DP Ruto is reaching out to the same players, promising them plum positions in his government.
Senator Wetang’ula’s name has consistently been bandied as being on the verge of working with the DP but he denies it. “That is stranger than fiction. If I make any political step, I make it public. I am not double-faced.”
The second in command is also said to have made overtures to Mr Mudavadi as a possible running mate,but the ANC boss says he has his eyes firmly trained on the presidency.
An inclusive Kenya
A leading strategist in Dr Ruto’s camp said they are eagerly awaiting the dissolution of Nasa to pave way for alliance building with its principals.
President Kenyatta’s efforts to bring what used to be the opposition together were jolted by the High Court ruling that “stopped reggae”, the Building Bridges Initiative (BBI) led by him and Mr Odinga to amend the constitution.
The BBI was to, among other things, expand the Executive branch of government by re-introducing the positions of a prime minister and two deputies, which would make it easy to create the super alliance.
If the constitution will not be changed, observers say building the new outfit will run into problems on how to share out positions.
Kanu Secretary-General Nick Salat yesterday said that BBI or no BBI, talks on an all-inclusive alliance to be launched before the next elections were progressing on well.
“In the event we run out of time through the BBI, we will set aside our individual ambitions and form one formidable force. We all agree that the present arrangement has no room for all of us, that’s why we wanted BBI. But time is of essence. Unity is key for those of us who have decided that an inclusive Kenya is conducive for all of us. Efforts are being put in place to ensure we do not disintegrate,” he said.
If the push comes to fruition, it will add another chapter to the short shelf life of parties and alliances in the country.
In this context, they are referred to as special purpose vehicles, which are abandoned as soon as the short-term objectives are achieved.
In the run up to the 2017 General Election, President Kenyatta and Dr Ruto led 12 other parties into closing shop to join Jubilee.
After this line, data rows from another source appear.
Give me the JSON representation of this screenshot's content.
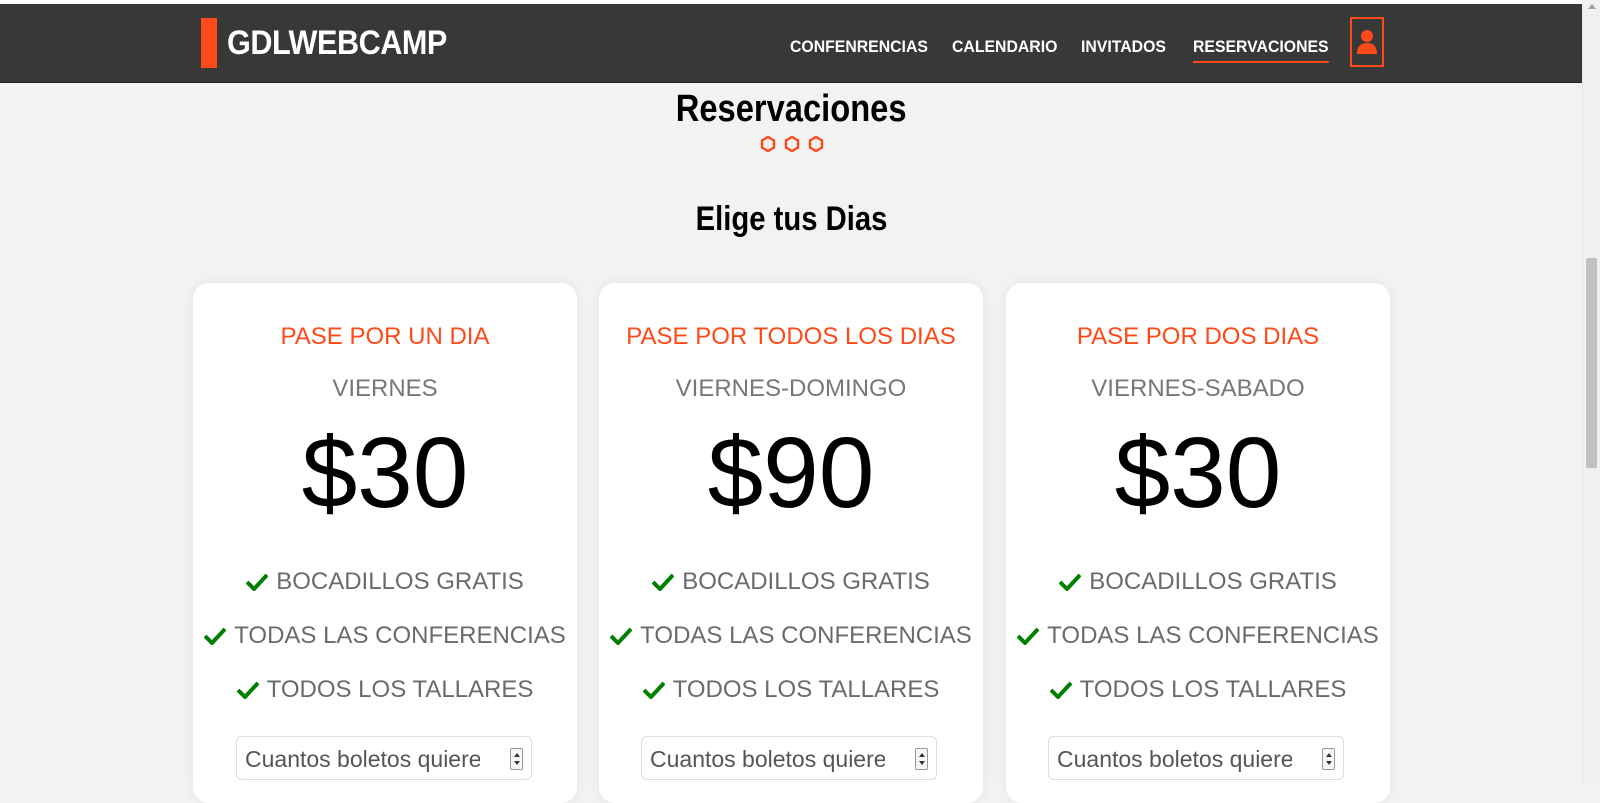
{
  "brand": {
    "name": "GDLWEBCAMP",
    "accent": "#fe4918",
    "nav_bg": "#383838",
    "check_color": "#008000"
  },
  "nav": {
    "items": [
      {
        "label": "CONFENRENCIAS"
      },
      {
        "label": "CALENDARIO"
      },
      {
        "label": "INVITADOS"
      },
      {
        "label": "RESERVACIONES",
        "active": true
      }
    ],
    "user_icon": "user-icon"
  },
  "page": {
    "title": "Reservaciones",
    "section_title": "Elige tus Dias"
  },
  "cards": [
    {
      "title": "PASE POR UN DIA",
      "days": "VIERNES",
      "price": "$30",
      "features": [
        "BOCADILLOS GRATIS",
        "TODAS LAS CONFERENCIAS",
        "TODOS LOS TALLARES"
      ],
      "qty_placeholder": "Cuantos boletos quiere"
    },
    {
      "title": "PASE POR TODOS LOS DIAS",
      "days": "VIERNES-DOMINGO",
      "price": "$90",
      "features": [
        "BOCADILLOS GRATIS",
        "TODAS LAS CONFERENCIAS",
        "TODOS LOS TALLARES"
      ],
      "qty_placeholder": "Cuantos boletos quiere"
    },
    {
      "title": "PASE POR DOS DIAS",
      "days": "VIERNES-SABADO",
      "price": "$30",
      "features": [
        "BOCADILLOS GRATIS",
        "TODAS LAS CONFERENCIAS",
        "TODOS LOS TALLARES"
      ],
      "qty_placeholder": "Cuantos boletos quiere"
    }
  ]
}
The idea was to come up with a national party, which they rode on to win both the presidency and majority seats in Parliament.
But no sooner had they won power than they were plunged into internal strife, largely accelerated by the political truce (Handshake) the President reached with Mr Odinga.